‘What is this?’

‘Uh, a multifunctional plier cutter. I modified it myself.’ She wasn’t lying. It had saved her many a time she needed to cut windows for some of her great escapes.

‘Interesting.’ As he was just about to pull the rest of the pile up, she gasped. His head snapped round.

‘Oh! I just – I just saw a shadow. Over there.’ She pointed to the other end of the corridor again. ‘It looked like – a – you’ll laugh.’

‘Like a what?’

‘A fox or something. I hope you don’t have an infestation,’ she said. ‘They can be vicious. I once had to work on a site overrun by them. We had such trouble, but it turned out that we’d been building over a nest. It’s unfair to label them as pests when we’re building over their homes. But, yes, so vicious when cornered.’ She sighed. ‘You better call pest removal. Just to be on the safe side.’
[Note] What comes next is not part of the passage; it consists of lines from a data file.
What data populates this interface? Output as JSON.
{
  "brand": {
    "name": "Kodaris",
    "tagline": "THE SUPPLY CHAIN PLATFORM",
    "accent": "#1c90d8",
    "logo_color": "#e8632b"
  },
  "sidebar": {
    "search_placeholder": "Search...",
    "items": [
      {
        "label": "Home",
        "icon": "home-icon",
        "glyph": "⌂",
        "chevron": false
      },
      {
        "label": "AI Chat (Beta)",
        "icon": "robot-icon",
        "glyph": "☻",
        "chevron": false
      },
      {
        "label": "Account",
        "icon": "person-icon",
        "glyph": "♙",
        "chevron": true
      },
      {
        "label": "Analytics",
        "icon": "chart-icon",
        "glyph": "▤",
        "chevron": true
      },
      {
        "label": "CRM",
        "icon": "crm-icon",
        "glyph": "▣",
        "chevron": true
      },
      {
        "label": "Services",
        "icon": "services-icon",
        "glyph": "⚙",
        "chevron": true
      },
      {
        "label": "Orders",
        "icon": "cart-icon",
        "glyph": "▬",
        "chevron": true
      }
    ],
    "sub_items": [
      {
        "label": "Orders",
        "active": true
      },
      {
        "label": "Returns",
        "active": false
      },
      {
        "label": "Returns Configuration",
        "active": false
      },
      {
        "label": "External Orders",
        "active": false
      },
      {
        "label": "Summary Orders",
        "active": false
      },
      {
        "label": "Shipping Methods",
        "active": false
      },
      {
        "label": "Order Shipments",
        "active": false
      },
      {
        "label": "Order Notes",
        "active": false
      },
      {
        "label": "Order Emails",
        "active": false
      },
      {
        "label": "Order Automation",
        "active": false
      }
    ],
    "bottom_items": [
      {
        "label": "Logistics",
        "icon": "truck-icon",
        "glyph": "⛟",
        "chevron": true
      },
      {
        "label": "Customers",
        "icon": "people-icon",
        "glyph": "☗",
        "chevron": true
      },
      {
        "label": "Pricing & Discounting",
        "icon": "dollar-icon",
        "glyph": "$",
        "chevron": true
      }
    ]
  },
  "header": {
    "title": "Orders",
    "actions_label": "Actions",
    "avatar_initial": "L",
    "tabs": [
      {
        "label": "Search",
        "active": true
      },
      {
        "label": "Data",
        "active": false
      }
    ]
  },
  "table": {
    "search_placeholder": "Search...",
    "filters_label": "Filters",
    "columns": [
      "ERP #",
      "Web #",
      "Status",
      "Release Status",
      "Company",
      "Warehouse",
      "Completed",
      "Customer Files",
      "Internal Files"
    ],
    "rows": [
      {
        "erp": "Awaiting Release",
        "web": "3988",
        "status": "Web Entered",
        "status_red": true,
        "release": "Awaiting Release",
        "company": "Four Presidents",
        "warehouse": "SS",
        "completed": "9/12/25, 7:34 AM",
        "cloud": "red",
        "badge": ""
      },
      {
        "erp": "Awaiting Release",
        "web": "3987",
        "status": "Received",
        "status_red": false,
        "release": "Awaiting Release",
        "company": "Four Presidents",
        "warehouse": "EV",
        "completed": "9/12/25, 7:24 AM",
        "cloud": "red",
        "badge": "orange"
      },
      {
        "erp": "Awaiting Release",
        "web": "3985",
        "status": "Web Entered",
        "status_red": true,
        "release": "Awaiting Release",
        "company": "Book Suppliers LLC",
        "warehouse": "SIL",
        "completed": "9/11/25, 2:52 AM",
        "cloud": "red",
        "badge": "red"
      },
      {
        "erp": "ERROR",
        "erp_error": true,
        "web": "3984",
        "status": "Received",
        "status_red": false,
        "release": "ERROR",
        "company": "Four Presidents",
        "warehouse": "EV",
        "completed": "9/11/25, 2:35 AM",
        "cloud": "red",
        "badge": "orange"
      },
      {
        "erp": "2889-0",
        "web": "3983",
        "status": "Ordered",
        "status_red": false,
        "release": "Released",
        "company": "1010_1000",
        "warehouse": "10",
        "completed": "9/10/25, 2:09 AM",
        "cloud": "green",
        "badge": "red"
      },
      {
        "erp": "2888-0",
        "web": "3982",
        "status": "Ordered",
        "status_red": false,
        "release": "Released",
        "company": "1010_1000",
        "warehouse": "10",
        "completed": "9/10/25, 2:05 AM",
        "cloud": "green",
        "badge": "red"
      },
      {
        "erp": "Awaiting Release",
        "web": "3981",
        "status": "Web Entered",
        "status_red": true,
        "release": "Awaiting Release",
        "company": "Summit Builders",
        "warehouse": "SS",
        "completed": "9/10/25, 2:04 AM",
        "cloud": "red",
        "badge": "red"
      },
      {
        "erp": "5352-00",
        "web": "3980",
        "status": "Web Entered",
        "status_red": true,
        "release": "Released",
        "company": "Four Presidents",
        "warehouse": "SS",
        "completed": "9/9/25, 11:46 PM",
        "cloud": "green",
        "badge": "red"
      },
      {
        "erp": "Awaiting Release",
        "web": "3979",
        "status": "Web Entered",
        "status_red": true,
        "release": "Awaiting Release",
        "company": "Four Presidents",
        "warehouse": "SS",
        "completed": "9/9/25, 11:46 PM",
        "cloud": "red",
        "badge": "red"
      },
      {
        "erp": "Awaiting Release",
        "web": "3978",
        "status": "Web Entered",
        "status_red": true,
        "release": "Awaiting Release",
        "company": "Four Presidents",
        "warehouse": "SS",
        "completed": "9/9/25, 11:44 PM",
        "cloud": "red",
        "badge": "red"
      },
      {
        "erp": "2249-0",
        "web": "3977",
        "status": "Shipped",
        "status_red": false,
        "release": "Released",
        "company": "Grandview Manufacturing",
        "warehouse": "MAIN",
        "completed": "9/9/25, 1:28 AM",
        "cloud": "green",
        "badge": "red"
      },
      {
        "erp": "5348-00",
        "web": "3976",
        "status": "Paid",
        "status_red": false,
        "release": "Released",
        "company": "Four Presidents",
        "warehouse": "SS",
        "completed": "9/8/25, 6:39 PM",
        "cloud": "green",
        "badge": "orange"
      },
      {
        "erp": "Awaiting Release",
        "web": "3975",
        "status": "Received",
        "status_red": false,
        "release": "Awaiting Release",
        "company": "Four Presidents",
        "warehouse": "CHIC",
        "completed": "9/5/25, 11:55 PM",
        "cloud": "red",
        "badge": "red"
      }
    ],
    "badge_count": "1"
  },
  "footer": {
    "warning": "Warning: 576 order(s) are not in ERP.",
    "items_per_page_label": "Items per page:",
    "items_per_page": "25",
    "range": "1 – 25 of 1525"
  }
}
The wolf’s nose was wrinkled, as if he smelled something bad. ‘Yes, you’re right. Foxes are a menace,’ he said. He took a cursory glance at the box. ‘Well, all seems to be in order. You can go,’ he said. He handed it back to her, and rubbed his hands on a handkerchief. The static of his gaze followed her all the way down to where the lift stood open.

It wasn’t until the doors closed that she exhaled in one long gust. As the numbers rolled down, she couldn’t get the sense of being marked out of her mind. It was only her acting skills and her cunning that got her out of these situations. Her mother had drilled into her the importance of keeping a sharp mind and a keen eye. Survival depended on it, in a world of wolf packs and cat prides.

The security guard was still out. The screens had gone black, but maybe he would put it down to a power cut. Better that than have him awake to a looped image. Out on the street, she pulled up her hood, and strolled down the silver-lit street towards Bloomsbury, and The Green Fairy café. Her client was waiting. She broke into a smile, and fled towards her quarry.